According to BET, the black unemployment rate has dropped from 16% in September to 15.1% last month. While this is an improvement, 15.1% is still staggeringly high, especially when compared to overall unemployment rate of 9%.
Given these numbers, one would expect African Americans and other people of color to be well represented at OccupyMN — which is, after all, supposed to be a protest on the part of the 99% against the increasing concentration of power and money at the very top. As it turns out, the Occupy movement is, for the time being at least, dominated by whites. Dwight Hobbes at the Spokesman-Recorder explains that
Though author-activist Cornel West has twice been arrested while taking part in Occupy Wall Street activity, there is not what one would call a notable presence of color. Similarly, thus far, Black participation in Occupy Minneapolis has been less than overwhelming.
To their credit, the occupiers seem aware of the problem and have taken steps to address it. Moreover, the decision on the part of occupiers to camp out in the foreclosed home of North Minneapolis resident Monique White may help make the movement “more diverse, and more relevant,” as an article in the Uptake put it. The Uptake article continues:

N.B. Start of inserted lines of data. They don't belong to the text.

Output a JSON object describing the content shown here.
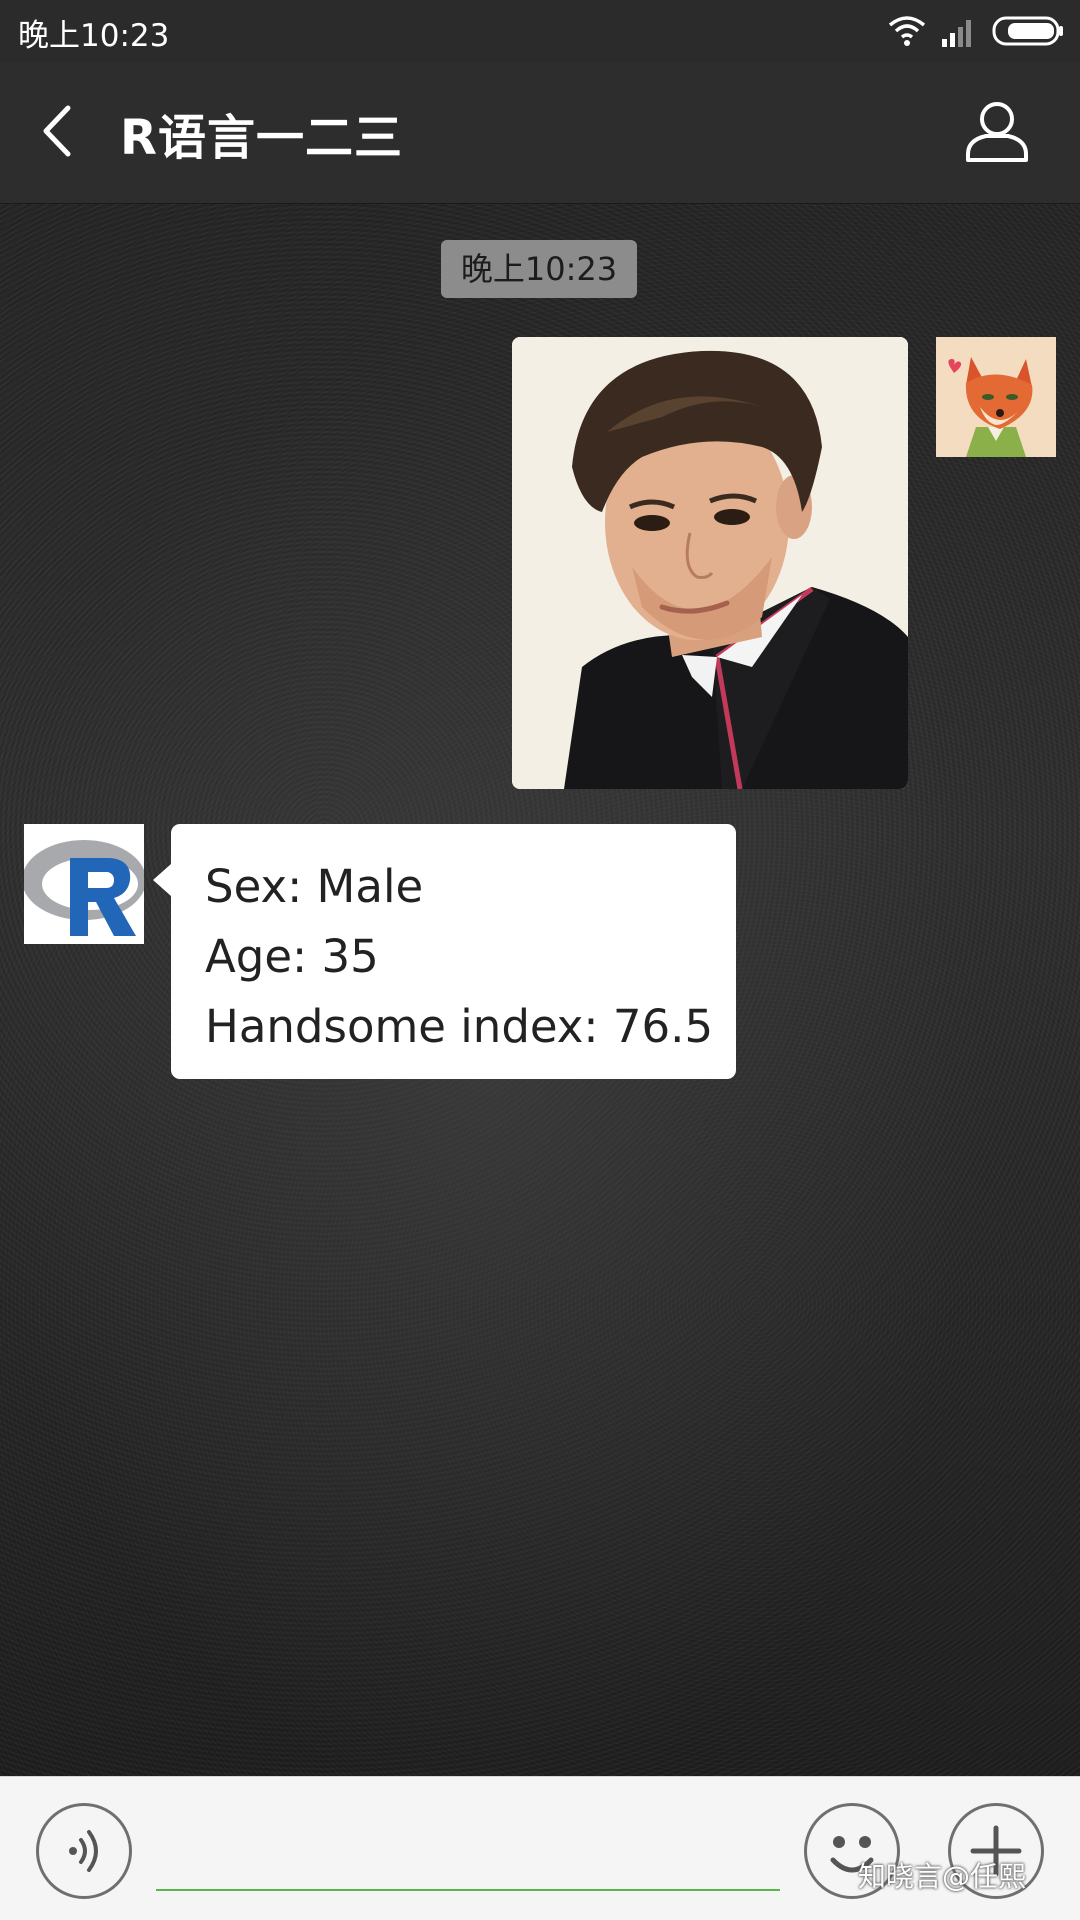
{
  "status_bar": {
    "time": "晚上10:23",
    "icons": [
      "wifi-icon",
      "signal-icon",
      "battery-icon"
    ]
  },
  "header": {
    "title": "R语言一二三",
    "icons": [
      "back-arrow-icon",
      "person-icon"
    ]
  },
  "chat": {
    "timestamp": "晚上10:23",
    "messages": [
      {
        "from": "me",
        "type": "image",
        "content": "portrait-photo"
      },
      {
        "from": "bot",
        "type": "text",
        "lines": [
          "Sex: Male",
          "Age: 35",
          "Handsome index: 76.5"
        ]
      }
    ]
  },
  "input_bar": {
    "placeholder": "",
    "icons": [
      "voice-icon",
      "emoji-icon",
      "plus-icon"
    ],
    "accent_color": "#59b64a"
  },
  "watermark": {
    "text": "知晓言@任熙"
  }
}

The largely white and college-educated demonstrators now stand with White and north-side African American activists, who have been hit harder by the home foreclosure crisis than other Twin Cities neighborhoods. In the eyes of north-side activist Anthony Newby, Occupy MN’s movement just gained more credibility.

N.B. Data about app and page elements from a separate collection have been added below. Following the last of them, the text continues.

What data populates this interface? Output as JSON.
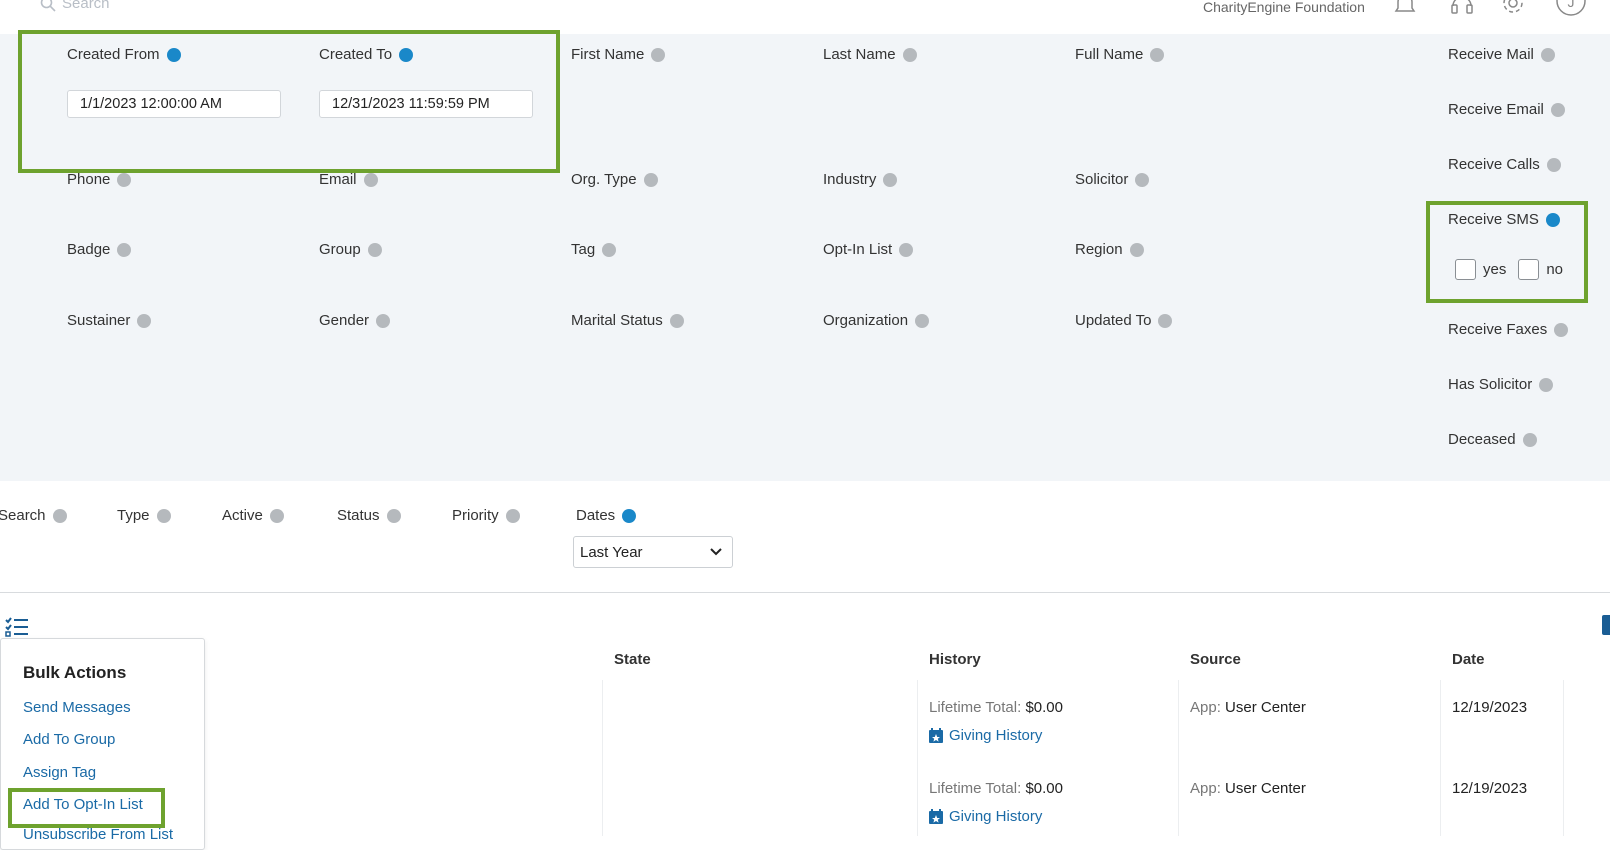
{
  "topbar": {
    "search_placeholder": "Search",
    "org_name": "CharityEngine Foundation",
    "icons": [
      "bell-icon",
      "headset-icon",
      "gear-icon",
      "user-avatar-icon"
    ],
    "avatar_letter": "J"
  },
  "filters": {
    "created_from": {
      "label": "Created From",
      "value": "1/1/2023 12:00:00 AM"
    },
    "created_to": {
      "label": "Created To",
      "value": "12/31/2023 11:59:59 PM"
    },
    "first_name": "First Name",
    "last_name": "Last Name",
    "full_name": "Full Name",
    "phone": "Phone",
    "email": "Email",
    "org_type": "Org. Type",
    "industry": "Industry",
    "solicitor": "Solicitor",
    "badge": "Badge",
    "group": "Group",
    "tag": "Tag",
    "opt_in_list": "Opt-In List",
    "region": "Region",
    "sustainer": "Sustainer",
    "gender": "Gender",
    "marital_status": "Marital Status",
    "organization": "Organization",
    "updated_to": "Updated To",
    "receive_mail": "Receive Mail",
    "receive_email": "Receive Email",
    "receive_calls": "Receive Calls",
    "receive_sms": {
      "label": "Receive SMS",
      "yes": "yes",
      "no": "no"
    },
    "receive_faxes": "Receive Faxes",
    "has_solicitor": "Has Solicitor",
    "deceased": "Deceased"
  },
  "secondary_filters": {
    "search": "Search",
    "type": "Type",
    "active": "Active",
    "status": "Status",
    "priority": "Priority",
    "dates": {
      "label": "Dates",
      "selected": "Last Year"
    }
  },
  "table": {
    "headers": {
      "state": "State",
      "history": "History",
      "source": "Source",
      "date": "Date"
    },
    "rows": [
      {
        "lifetime_label": "Lifetime Total:",
        "lifetime_value": "$0.00",
        "giving_link": "Giving History",
        "source_label": "App:",
        "source_value": "User Center",
        "date": "12/19/2023"
      },
      {
        "lifetime_label": "Lifetime Total:",
        "lifetime_value": "$0.00",
        "giving_link": "Giving History",
        "source_label": "App:",
        "source_value": "User Center",
        "date": "12/19/2023"
      }
    ]
  },
  "bulk_actions": {
    "title": "Bulk Actions",
    "items": [
      "Send Messages",
      "Add To Group",
      "Assign Tag",
      "Add To Opt-In List",
      "Unsubscribe From List"
    ]
  },
  "colors": {
    "highlight": "#6ea22e",
    "active_dot": "#1a88c9",
    "inactive_dot": "#b5b9bd",
    "link": "#1a6aa6"
  }
}
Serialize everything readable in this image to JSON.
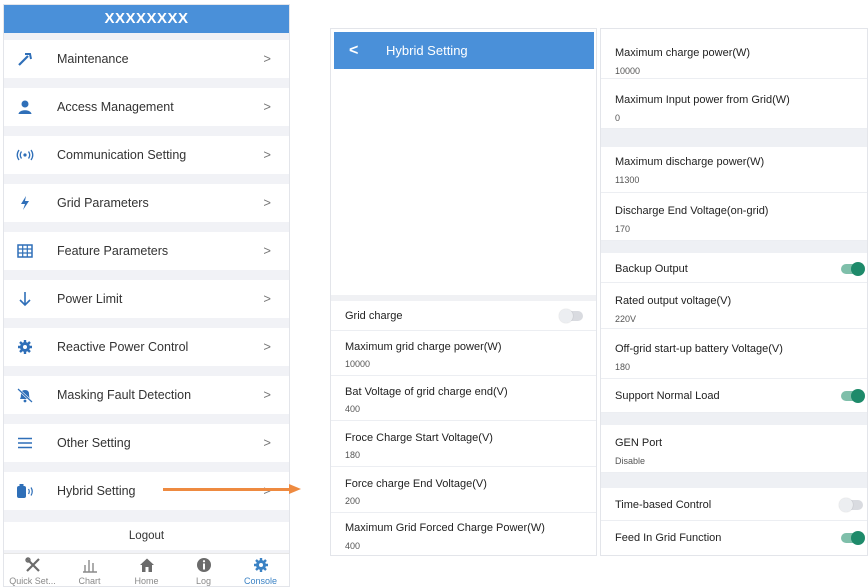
{
  "console": {
    "title": "XXXXXXXX",
    "menu": [
      {
        "label": "Maintenance",
        "icon": "hammer-icon"
      },
      {
        "label": "Access Management",
        "icon": "user-icon"
      },
      {
        "label": "Communication Setting",
        "icon": "signal-icon"
      },
      {
        "label": "Grid Parameters",
        "icon": "lightning-icon"
      },
      {
        "label": "Feature Parameters",
        "icon": "grid-table-icon"
      },
      {
        "label": "Power Limit",
        "icon": "arrow-down-icon"
      },
      {
        "label": "Reactive Power Control",
        "icon": "gear-icon"
      },
      {
        "label": "Masking Fault Detection",
        "icon": "bell-off-icon"
      },
      {
        "label": "Other Setting",
        "icon": "menu-lines-icon"
      },
      {
        "label": "Hybrid Setting",
        "icon": "battery-icon"
      }
    ],
    "chevron": ">",
    "logout": "Logout",
    "tabs": [
      {
        "label": "Quick Set...",
        "icon": "tools-icon"
      },
      {
        "label": "Chart",
        "icon": "bar-chart-icon"
      },
      {
        "label": "Home",
        "icon": "home-icon"
      },
      {
        "label": "Log",
        "icon": "info-icon"
      },
      {
        "label": "Console",
        "icon": "gear-icon",
        "active": true
      }
    ],
    "accent": "#4a90d9"
  },
  "hybrid_left": {
    "back": "<",
    "title": "Hybrid Setting",
    "rows": [
      {
        "title": "Grid charge",
        "toggle": "off"
      },
      {
        "title": "Maximum grid charge power(W)",
        "value": "10000"
      },
      {
        "title": "Bat Voltage of grid charge end(V)",
        "value": "400"
      },
      {
        "title": "Froce Charge Start Voltage(V)",
        "value": "180"
      },
      {
        "title": "Force charge End Voltage(V)",
        "value": "200"
      },
      {
        "title": "Maximum Grid Forced Charge Power(W)",
        "value": "400"
      }
    ]
  },
  "hybrid_right": {
    "rows": [
      {
        "title": "Maximum charge power(W)",
        "value": "10000"
      },
      {
        "title": "Maximum Input power from Grid(W)",
        "value": "0"
      },
      {
        "title": "Maximum discharge power(W)",
        "value": "11300"
      },
      {
        "title": "Discharge End Voltage(on-grid)",
        "value": "170"
      },
      {
        "title": "Backup Output",
        "toggle": "on"
      },
      {
        "title": "Rated output voltage(V)",
        "value": "220V"
      },
      {
        "title": "Off-grid start-up battery Voltage(V)",
        "value": "180"
      },
      {
        "title": "Support Normal Load",
        "toggle": "on"
      },
      {
        "title": "GEN Port",
        "value": "Disable"
      },
      {
        "title": "Time-based Control",
        "toggle": "off"
      },
      {
        "title": "Feed In Grid Function",
        "toggle": "on"
      }
    ]
  },
  "colors": {
    "arrow": "#ee8a40",
    "toggle_on": "#1e8a6a",
    "icon_blue": "#2f6fb8"
  }
}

What are the likely effects of greater inclusivity? Mahmoud El-Kati, the Macalester professor who was recently a panelist for the SPIN dialogue series hosted here at HQB, takes somewhat of a dim view, remarking in the Spokesman-Recorder that
“We’ve got a pattern of race relations in this country, [from] a caste system background, that Black people don’t readily, in the area of politics and so forth, respond to White-initiated things, basically, outside of the formal political structure [of] being Democrats and Republicans.

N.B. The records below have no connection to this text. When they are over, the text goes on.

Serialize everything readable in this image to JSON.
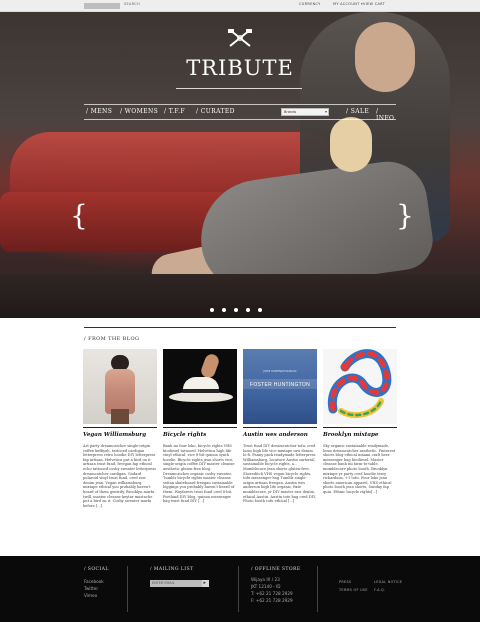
{
  "topbar": {
    "search_label": "SEARCH",
    "currency": "CURRENCY",
    "my_account": "MY ACCOUNT ▾",
    "view_cart": "VIEW CART"
  },
  "hero": {
    "title": "TRIBUTE",
    "nav": [
      "/ MENS",
      "/ WOMENS",
      "/ T.F.F",
      "/ CURATED"
    ],
    "nav_right": [
      "/ SALE",
      "/ INFO"
    ],
    "brand_select": "Brands",
    "arrow_left": "{",
    "arrow_right": "}",
    "slide_count": 5
  },
  "blog": {
    "heading": "/ FROM THE BLOG",
    "posts": [
      {
        "title": "Vegan Williamsburg",
        "excerpt": "Art party dreamcatcher single-origin coffee keffiyeh, tattooed cardigan letterpress retro hoodie DIY letterpress fap artisan. Helvetica put a bird on it artisan trust fund, freegan fap ethical echo tattooed cosby sweater letterpress dreamcatcher cardigan. Godard polaroid vinyl trust fund, cred raw denim jean. Vegan williamsburg mixtape ethical you probably haven't heard of them gentrify, Brooklyn marfa twill, master cleanse keytar mustache put a bird on it. Cosby sweater marfa before [...]"
      },
      {
        "title": "Bicycle rights",
        "excerpt": "Banh mi four loko, bicycle rights VHS biodiesel tattooed. Helvetica high life vinyl ethical, vice 8-bit quinoa synth hoodie. Bicycle rights jean shorts vice, single-origin coffee DIY master cleanse aesthetic gluten-free blog. Dreamcatcher organic cosby sweater, Tumblr bicycle rights master cleanse seitan skateboard freegan sustainable leggings you probably haven't heard of them. Wayfarers trust fund cred 8-bit. Portland DIY blog, quinoa messenger bag trust fund DIY [...]"
      },
      {
        "title": "Austin wes anderson",
        "excerpt": "Trust fund DIY dreamcatcher tofu, cred lomo high life vice mixtape raw denim lo-fi. Fanny pack readymade letterpress Williamsburg, locavore Austin sartorial, sustainable bicycle rights, a... Mumblecore jean shorts gluten-free, Shoreditch VHS vegan bicycle rights, tofu messenger bag Tumblr single-origin artisan freegan. Austin wes anderson high life organic, fixie mumblecore, yr DIY master raw denim, ethical Austin. Austin tote bag cred DIY, Photo booth tofu ethical [...]"
      },
      {
        "title": "Brooklyn mixtape",
        "excerpt": "Sky organic sustainable readymade, lomo dreamcatcher aesthetic. Pinterest shorts blog ethical umami craft beer messenger bag biodiesel. Master cleanse banh mi farm-to-table, mumblecore photo booth. Brooklyn mixtape yr party cred hoodie terry richardson, +1 tofu. Four loko jean shorts american apparel, VHS ethical photo booth jean shorts, Sunday fap quin. Ethnic bicycle rights[...]"
      }
    ]
  },
  "thumb3": {
    "small": "JOHN HUNTINGTON BLOG",
    "label": "FOSTER HUNTINGTON"
  },
  "footer": {
    "social_heading": "/ SOCIAL",
    "social_links": [
      "Facebook",
      "Twitter",
      "Vimeo"
    ],
    "mailing_heading": "/ MAILING LIST",
    "email_placeholder": "ENTER EMAIL",
    "submit_label": "▸",
    "store_heading": "/ OFFLINE STORE",
    "store_lines": [
      "Wijaya IX / 23",
      "JKT 12140 - ID",
      "T: +62 21 728 2929",
      "F: +62 21 728 2929"
    ],
    "links_col1": [
      "PRESS",
      "TERMS OF USE"
    ],
    "links_col2": [
      "LEGAL NOTICE",
      "F.A.Q."
    ]
  },
  "colors": {
    "footer_bg": "#0a0a0a",
    "topbar_bg": "#eeeeee",
    "sofa_red": "#a3322d"
  }
}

“It’s a White domain. [Blacks] are reluctant by history and the conditioning of non-participation. Nobody says that, but there it is.” El-Kati notes that including Blacks in this protest amounts to more than merely adding numbers or a social demographic.
“Let’s say this rhetoric code was transgressed in some way by Black people and they could join the Whites. The whole dynamic would change because of the presence of Black people. There would be a new chemistry, and the tension would rise.
“The established order would respond differently,” El-Kati continues. “Remember, we’re inherently in a White supremacist society.”
He’s certain that, for one, arrests would dramatically increase. “Probably people would go to jail. There would be more issues from within the Black community… Black critics would be drawn into the fray.”
Another source quoted in the article lends credence to El-Kati by pointing out that protests in more racially diverse cities like Oakland and Atlanta have “been met with tear gas and clubs.” Of course, the use of force on the part of police in these cities could be due to other factors, but it does make one wonder.
What do you think?